Moses Hopkins' Ranch to be Lighted by Electricity.
Redwood City, March 10th. — Moses Hopkins has made arrangements to light the grounds and residence of his Redwood farm by electricity. The system to he used is that of Professor W. S. Keith, of San Francisco. Ninety lamps will be put up and power furnished from the water works on the ranch. The work will be completed on or before May 1st. An effort will be made to light this town by the same process
November 8, 1887, Sacramento Daily Union, Sacramento, California
A SOCIAL SURPRISE.
Mrs. Mark Hopkins About to Discard Her Widow's Weeds.
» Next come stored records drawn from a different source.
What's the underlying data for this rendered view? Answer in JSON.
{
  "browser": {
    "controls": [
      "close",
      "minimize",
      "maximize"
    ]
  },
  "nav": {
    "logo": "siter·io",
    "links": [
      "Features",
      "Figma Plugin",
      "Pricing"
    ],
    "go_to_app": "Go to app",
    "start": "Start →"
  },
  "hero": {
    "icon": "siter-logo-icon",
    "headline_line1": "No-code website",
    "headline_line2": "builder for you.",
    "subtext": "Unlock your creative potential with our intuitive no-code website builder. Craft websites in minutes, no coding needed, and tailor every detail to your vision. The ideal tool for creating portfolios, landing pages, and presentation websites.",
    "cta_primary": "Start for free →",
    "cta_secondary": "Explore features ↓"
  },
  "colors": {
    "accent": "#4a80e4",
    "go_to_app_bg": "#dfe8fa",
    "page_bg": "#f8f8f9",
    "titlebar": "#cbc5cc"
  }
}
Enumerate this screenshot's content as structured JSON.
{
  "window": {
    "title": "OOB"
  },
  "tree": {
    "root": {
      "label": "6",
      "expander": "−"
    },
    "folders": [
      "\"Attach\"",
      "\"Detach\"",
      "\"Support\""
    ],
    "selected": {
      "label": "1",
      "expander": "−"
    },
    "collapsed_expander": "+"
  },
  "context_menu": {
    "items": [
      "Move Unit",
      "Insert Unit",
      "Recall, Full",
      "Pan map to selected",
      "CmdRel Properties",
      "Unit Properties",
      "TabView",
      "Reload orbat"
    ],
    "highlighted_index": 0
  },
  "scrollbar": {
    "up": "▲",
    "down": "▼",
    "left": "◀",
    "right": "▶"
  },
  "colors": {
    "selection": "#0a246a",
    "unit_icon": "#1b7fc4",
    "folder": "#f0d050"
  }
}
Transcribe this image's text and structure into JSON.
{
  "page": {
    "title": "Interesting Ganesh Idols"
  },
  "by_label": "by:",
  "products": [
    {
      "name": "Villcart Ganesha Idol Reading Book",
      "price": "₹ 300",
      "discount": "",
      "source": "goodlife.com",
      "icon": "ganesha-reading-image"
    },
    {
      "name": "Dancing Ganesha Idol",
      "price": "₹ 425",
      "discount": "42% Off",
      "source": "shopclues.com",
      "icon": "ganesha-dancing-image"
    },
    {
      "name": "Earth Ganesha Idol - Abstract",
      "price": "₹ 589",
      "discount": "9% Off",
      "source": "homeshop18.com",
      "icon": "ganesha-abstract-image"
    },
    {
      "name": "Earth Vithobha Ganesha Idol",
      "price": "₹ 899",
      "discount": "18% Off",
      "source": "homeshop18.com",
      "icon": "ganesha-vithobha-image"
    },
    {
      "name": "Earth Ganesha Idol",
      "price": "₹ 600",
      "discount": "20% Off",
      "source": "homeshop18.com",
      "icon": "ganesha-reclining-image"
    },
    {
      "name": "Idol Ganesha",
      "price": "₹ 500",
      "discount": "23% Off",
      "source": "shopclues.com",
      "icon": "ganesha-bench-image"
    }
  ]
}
The San Francisco Examiner yesterday had the following, which will no doubt be interesting to Sacramentans generally:
Mrs. Mark Hopkins is about to furnish society people here, in New York city and in her present home. Great Barrington, Mass., with one of the choicest bits of gossip they have had for many moons. She has elected to follow the lead of the Baroness Burdett-Couits, and take a young husband to share her millions and her magnificent home.
The fortunate young man is Mr. Searles, the Superintendent of her estate at Great Barrington, and his age is somewhere between 25 and 30 years.
The marriage is to take place in New York next Tuesday, and every effort has been made to keep the knowledge that such an event was in contemplation from the general public. When the death of the oldest member of the great railroad line left Mrs. Hopkins one of the wealthiest widows in the world, a great deal of speculation about the chances of her bestowing her hand and fortune upon a second husband was indulged in. It was stated positively, after a few years, that she had consented to marry a well-known jurist of this city, but the report was always denied by the members of her family.
Several times since she made Great Barrington her legal residence rumors have floated out to San Francisco that she was about to marry a New York gentleman of about her own age; but until now her relatives felt reasonably sure that she had no idea of bestowing her hand and fortune upon a young man.
Where the bride and groom will spend their honeymoon, and whether the great expectations of Mrs. Hopkins' natural heirs are doomed by this unexpected and, to them, unwelcome event, are questions which will furnish no end of conversation for the traditional nine days at least. It is said that Mr. Searles' excellent management of the vast possessions of Mrs. Hopkins in her adopted town has been one of his chief recommendations to her favor.
Photographs from 1856 exist of the North Carolina Hopkins' in Huntington, Hopkins & Co., 54 K Street, a dry-goods store. One or both of them made repeated trips on steamers to/from the Eastern Seaboard after their arrival in San Francisco: A Mark Hopkins is listed several more times on the passenger lists as arriving in The City. As both were merchants, it is conceivable that they went East on buying trips.
Estelle Latta, a descendant on her father's side of North Carolina Mark Hopkins brother James and on her mother's side of Mark Hopkins' brother Martin, wrote a book of the Hopkins in an attempt to unravel the story of the two Mark Hopkins and to reveal the fate of the North Carolina Hopkins' fortune. Unusual circumstances surrounded the death of Hopkins and it was her contention that there was fraudulent distribution of Mark Hopkins' wealth after his death.
Her book: Controversial Mark Hopkins: The Great Swindle of American History (Cothron Historical and Research Foundation, Duke University, 1953, reprinted 1963) opines that when Mark Hopkins died in 1878, he was stripped of his true identity and his vast wealth, which went to satisfy the ruthless ambition and greed of his associates.